→ Problem to solve: Which lines of the records below contain the string "value"? Report each of them.
Given records: Begin
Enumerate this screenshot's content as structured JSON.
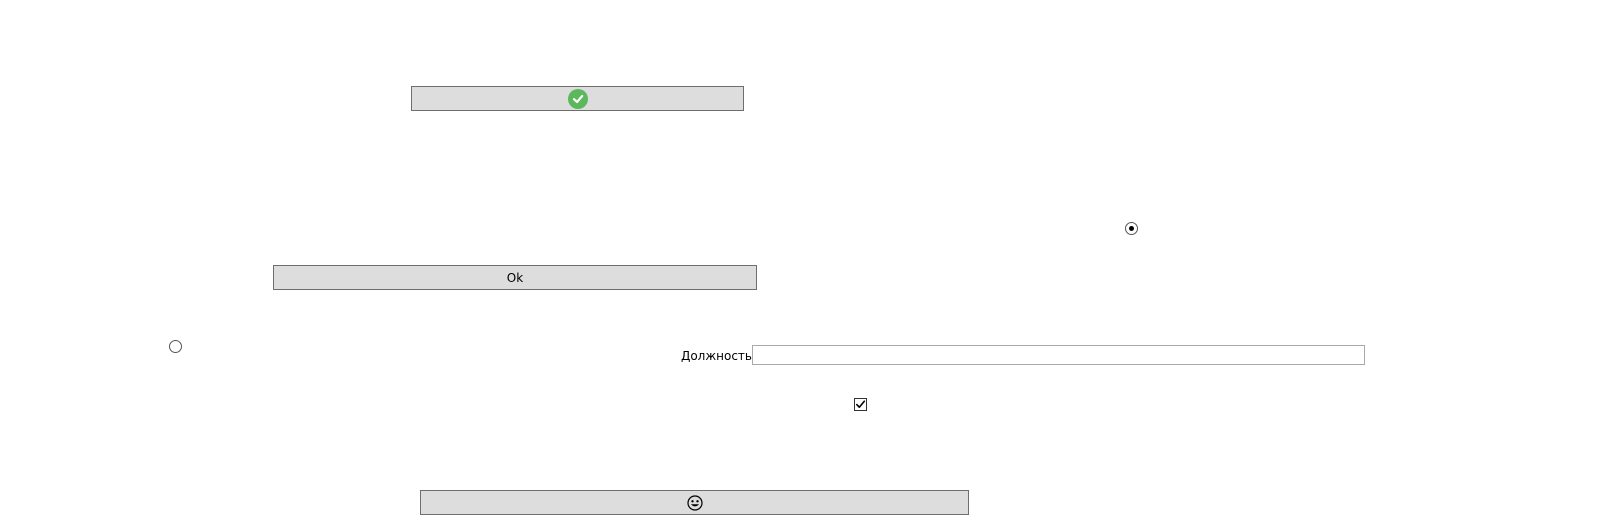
{
  "buttons": {
    "check_icon": "check-circle-icon",
    "ok_label": "Ok",
    "emoji_icon": "smiling-face-icon"
  },
  "position_field": {
    "label": "Должность",
    "value": ""
  },
  "radios": {
    "right_checked": true,
    "left_checked": false
  },
  "checkbox": {
    "checked": true
  },
  "colors": {
    "button_bg": "#dddddd",
    "button_border": "#6e6e6e",
    "check_badge": "#5cb85c"
  }
}
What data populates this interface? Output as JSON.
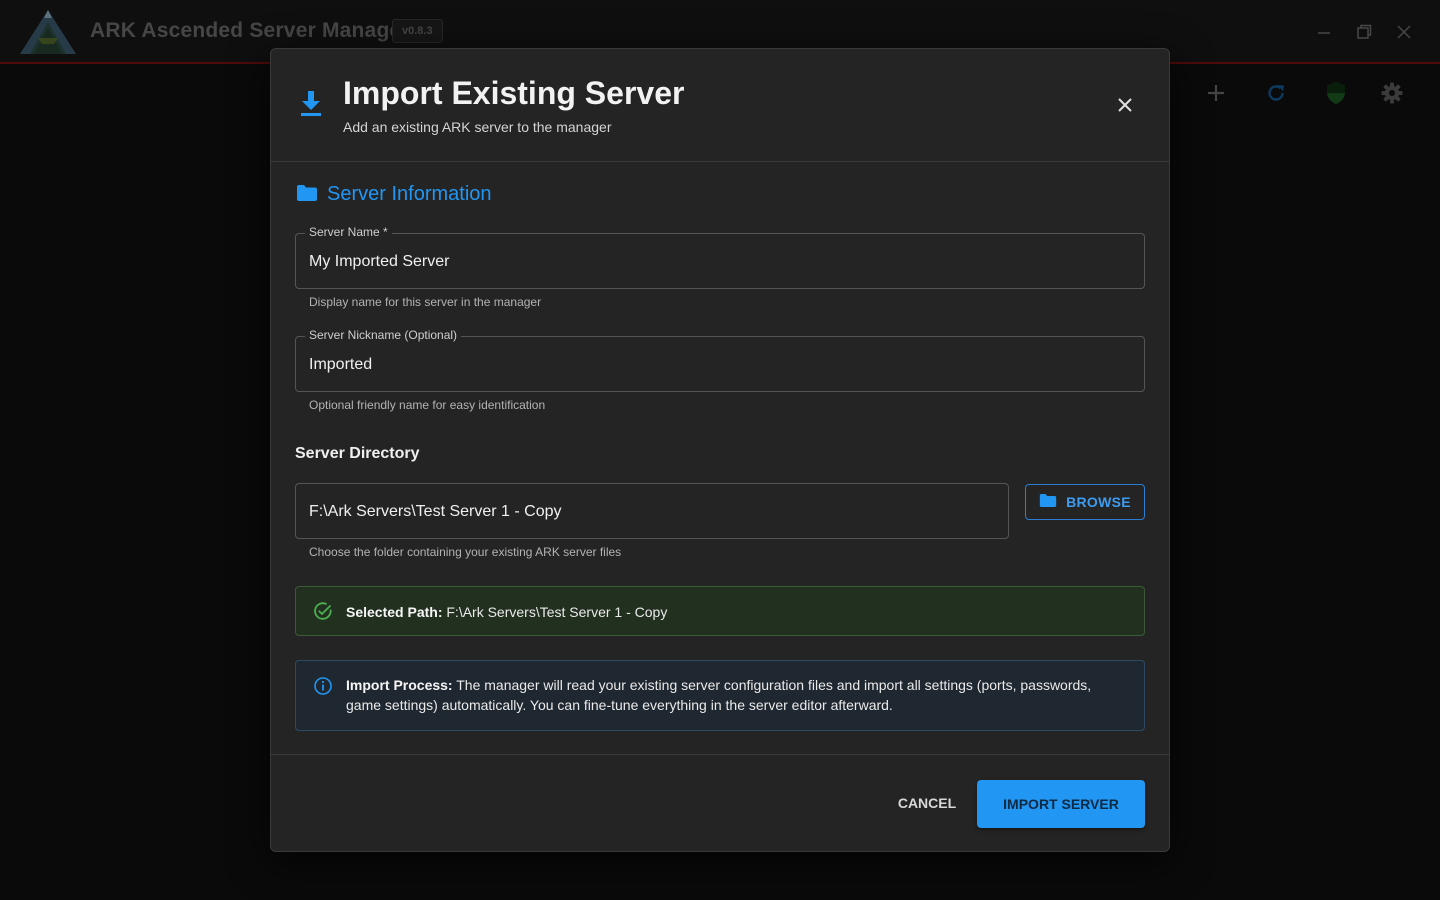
{
  "app": {
    "title": "ARK Ascended Server Manager",
    "version": "v0.8.3"
  },
  "toolbar": {
    "icons": [
      "add-icon",
      "refresh-icon",
      "shield-icon",
      "gear-icon"
    ]
  },
  "dialog": {
    "title": "Import Existing Server",
    "subtitle": "Add an existing ARK server to the manager",
    "section_title": "Server Information",
    "server_name": {
      "label": "Server Name *",
      "value": "My Imported Server",
      "helper": "Display name for this server in the manager"
    },
    "nickname": {
      "label": "Server Nickname (Optional)",
      "value": "Imported",
      "helper": "Optional friendly name for easy identification"
    },
    "directory": {
      "heading": "Server Directory",
      "value": "F:\\Ark Servers\\Test Server 1 - Copy",
      "helper": "Choose the folder containing your existing ARK server files",
      "browse_label": "BROWSE"
    },
    "selected_path": {
      "label": "Selected Path:",
      "value": "F:\\Ark Servers\\Test Server 1 - Copy"
    },
    "info": {
      "label": "Import Process:",
      "text": "The manager will read your existing server configuration files and import all settings (ports, passwords, game settings) automatically. You can fine-tune everything in the server editor afterward."
    },
    "cancel_label": "CANCEL",
    "import_label": "IMPORT SERVER"
  },
  "colors": {
    "accent": "#2196f3",
    "success": "#4caf50",
    "titlebar_border": "#7a1010"
  }
}
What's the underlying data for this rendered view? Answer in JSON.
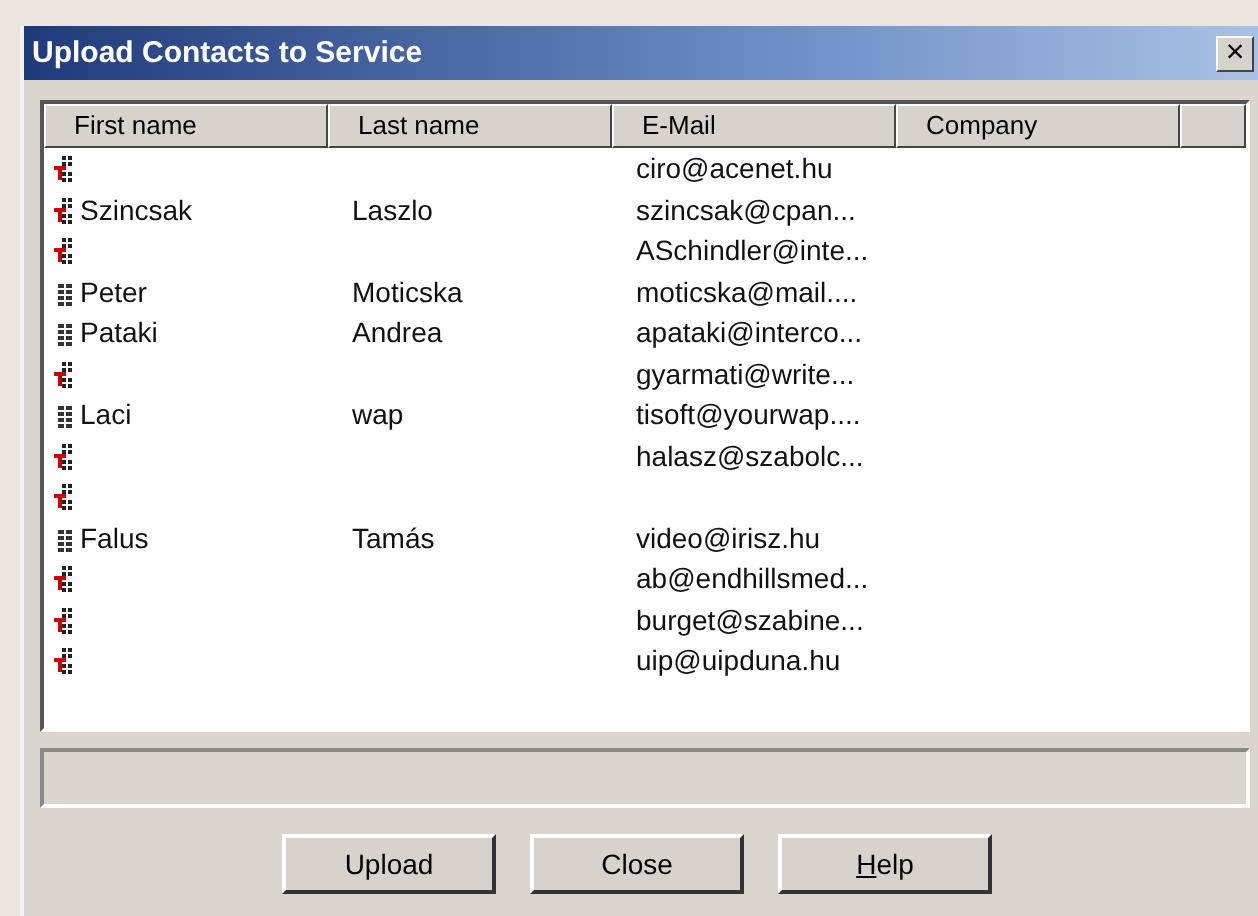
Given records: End
→ Task solution:
    "value": ""
      "value": "My Imported Server",
      "value": "Imported",
      "value": "F:\\Ark Servers\\Test Server 1 - Copy",
      "value": "F:\\Ark Servers\\Test Server 1 - Copy"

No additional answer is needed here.